Referring back to the components of your credit score, credit utilization accounts for nearly one-third of your entire credit score! Again, your credit utilization is how much of your line a credit you are using a month. Remember that lenders want to see this figure below 30%. While credit is important for being able to spend money that you do not have, it is important that you are not spending too much of it. If you are burdening yourself with tons of credit to pay off at the end of the month, you are only setting yourself up for failure. Not only might your credit score go down but it makes it that much harder to have to pay off at the end of the month. Do your best to spend below this 30% credit utilization ratio and you will find that not only are your debts easier to pay off, but your credit score actually goes up!
As we discussed, lenders don’t like to see you taking out many loans and still having a large amount of credit card debt to pay off. They also do not want to see you recently opening or applying for personal loans and credit accounts. Work to minimize this, and your credit will improve. Focus on paying off debt instead of taking on new debt. Over time, your debt accounts should decrease and your credit score will increase as a result.
Likewise, having multiple loan and credit balances looming over you is bad for your credit and bad for you. If you are struggling to pay off these multiple loans, you could consolidate your loans. This means that you take out one large loan and pay off the rest of your smaller loans. While this just sounds like just more debt, it can actually make it easier to pay off since you only have one monthly payment to worry about and one loan account you need to pay off. Shrinking your exposure to multiple sources of debt could not only make paying easier but it could reflect positively on your credit score as well.
Likewise, credit builder loans and secured credit cards are alternatives to building your credit. These both offer opportunities to build your credit by successfully paying them back, and in general are offered to those with lower credit scores, especially secured credit cards.
Building Your Credit at Possible Finance
Here at Possible, we think we have a perfect formula to help borrowers build their credit score. Now, let’s get one thing straight: Possible is not your typical payday lender. Traditional payday lenders have a stigma of having predatory practices that can actually put you in a cycle of debt known as a “payday loan trap.” While these payday lenders do offer their loans to those with low credit, it usually comes with an extremely high APR and loan terms that do nothing to help the customer. If you miss one of these payments, your APR only gets higher and it becomes even harder to pay off your loan. Even if you do successfully pay off your loan, many payday lenders still won’t report to a credit bureau.

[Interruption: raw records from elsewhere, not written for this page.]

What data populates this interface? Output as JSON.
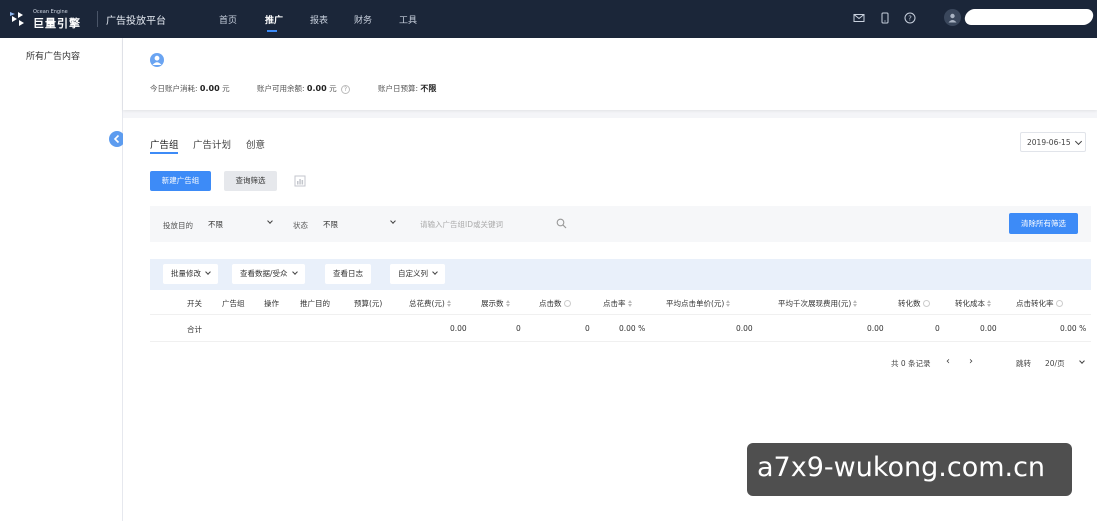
{
  "brand": {
    "logo_en": "Ocean Engine",
    "logo_cn": "巨量引擎",
    "platform": "广告投放平台"
  },
  "nav": {
    "items": [
      {
        "label": "首页",
        "active": false
      },
      {
        "label": "推广",
        "active": true
      },
      {
        "label": "报表",
        "active": false
      },
      {
        "label": "财务",
        "active": false
      },
      {
        "label": "工具",
        "active": false
      }
    ],
    "icons": [
      "mail-icon",
      "mobile-icon",
      "help-icon",
      "user-icon"
    ]
  },
  "sidebar": {
    "items": [
      {
        "label": "所有广告内容"
      }
    ]
  },
  "account": {
    "spend_label": "今日账户消耗:",
    "spend_value": "0.00",
    "spend_unit": "元",
    "balance_label": "账户可用余额:",
    "balance_value": "0.00",
    "balance_unit": "元",
    "budget_label": "账户日预算:",
    "budget_value": "不限"
  },
  "tabs": [
    {
      "label": "广告组",
      "active": true
    },
    {
      "label": "广告计划",
      "active": false
    },
    {
      "label": "创意",
      "active": false
    }
  ],
  "date_picker": {
    "value": "2019-06-15"
  },
  "actions": {
    "new_group": "新建广告组",
    "query_filter": "查询筛选"
  },
  "filters": {
    "goal_label": "投放目的",
    "goal_value": "不限",
    "status_label": "状态",
    "status_value": "不限",
    "search_placeholder": "请输入广告组ID或关键词",
    "clear_button": "清除所有筛选"
  },
  "table_tools": {
    "batch_edit": "批量修改",
    "view_data": "查看数据/受众",
    "view_log": "查看日志",
    "custom_columns": "自定义列"
  },
  "table": {
    "columns": [
      "开关",
      "广告组",
      "操作",
      "推广目的",
      "预算(元)",
      "总花费(元)",
      "展示数",
      "点击数",
      "点击率",
      "平均点击单价(元)",
      "平均千次展现费用(元)",
      "转化数",
      "转化成本",
      "点击转化率"
    ],
    "total_row": {
      "label": "合计",
      "cost": "0.00",
      "show": "0",
      "click": "0",
      "ctr": "0.00 %",
      "avg_click_cost": "0.00",
      "avg_cpm": "0.00",
      "convert": "0",
      "convert_cost": "0.00",
      "convert_rate": "0.00 %"
    }
  },
  "pagination": {
    "total": "共 0 条记录",
    "prev": "‹",
    "next": "›",
    "jump_label": "跳转",
    "page_size": "20/页"
  },
  "watermark": {
    "text": "a7x9-wukong.com.cn"
  }
}
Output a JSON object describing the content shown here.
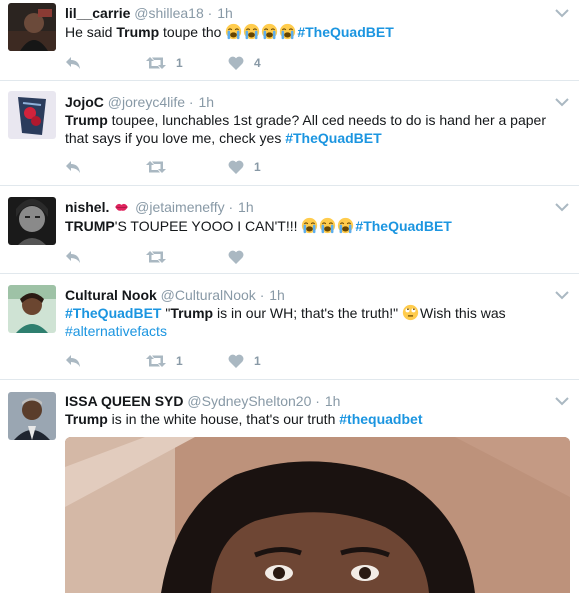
{
  "tweets": [
    {
      "fullname": "lil__carrie",
      "handle": "@shillea18",
      "time": "1h",
      "text_pre": "He said ",
      "bold": "Trump",
      "text_post": " toupe tho ",
      "emoji_count": 4,
      "hashtag": "#TheQuadBET",
      "retweets": "1",
      "likes": "4"
    },
    {
      "fullname": "JojoC",
      "handle": "@joreyc4life",
      "time": "1h",
      "bold": "Trump",
      "text_post": " toupee, lunchables 1st grade? All ced needs to do is hand her a paper that says if you love me, check yes ",
      "hashtag": "#TheQuadBET",
      "retweets": "",
      "likes": "1"
    },
    {
      "fullname": "nishel.",
      "handle": "@jetaimeneffy",
      "time": "1h",
      "bold": "TRUMP",
      "text_post": "'S TOUPEE YOOO I CAN'T!!! ",
      "emoji_count": 3,
      "hashtag": "#TheQuadBET",
      "retweets": "",
      "likes": ""
    },
    {
      "fullname": "Cultural Nook",
      "handle": "@CulturalNook",
      "time": "1h",
      "hashtag": "#TheQuadBET",
      "text_q1": " \"",
      "bold": "Trump",
      "text_q2": " is in our WH; that's the truth!\" ",
      "text_q3": "Wish this was",
      "hashtag2": "#alternativefacts",
      "retweets": "1",
      "likes": "1"
    },
    {
      "fullname": "ISSA QUEEN SYD",
      "handle": "@SydneyShelton20",
      "time": "1h",
      "bold": "Trump",
      "text_post": " is in the white house, that's our truth ",
      "hashtag": "#thequadbet"
    }
  ],
  "separator": "·",
  "icons": {
    "reply": "reply-icon",
    "retweet": "retweet-icon",
    "like": "heart-icon",
    "more": "chevron-down-icon",
    "crying": "loudly-crying-face-emoji",
    "thinking": "rolling-eyes-emoji",
    "lips": "kiss-lips-emoji"
  },
  "colors": {
    "hashtag": "#1b95e0",
    "meta": "#8899a6",
    "action": "#aab8c2",
    "divider": "#e1e8ed"
  }
}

Possible is different. We not only want to offer beneficial financial services to our customers, but we want to build value for them as well. We offer payday loan alternatives and installment loans to customers with low credit. These loans have very competitive APRs that are much better than many other lenders. Likewise, if you are struggling to pay off one of our loans, you can extend your payment up to 29 days within our app with no fees. It’s that easy.
Because our loans end up being cheaper, longer and easier to extend than most traditional payday lenders, our customers are able to pay them off much easier. When you pay off your loans at Possible, we report directly to the credit bureaus. Successfully paying your loans with us means that your credit score may increase as a result.
If you have bad credit but still need a loan or you just want to increase your credit score, a loan from Possible could be a great option for you. Convinced? Download our app today and get started!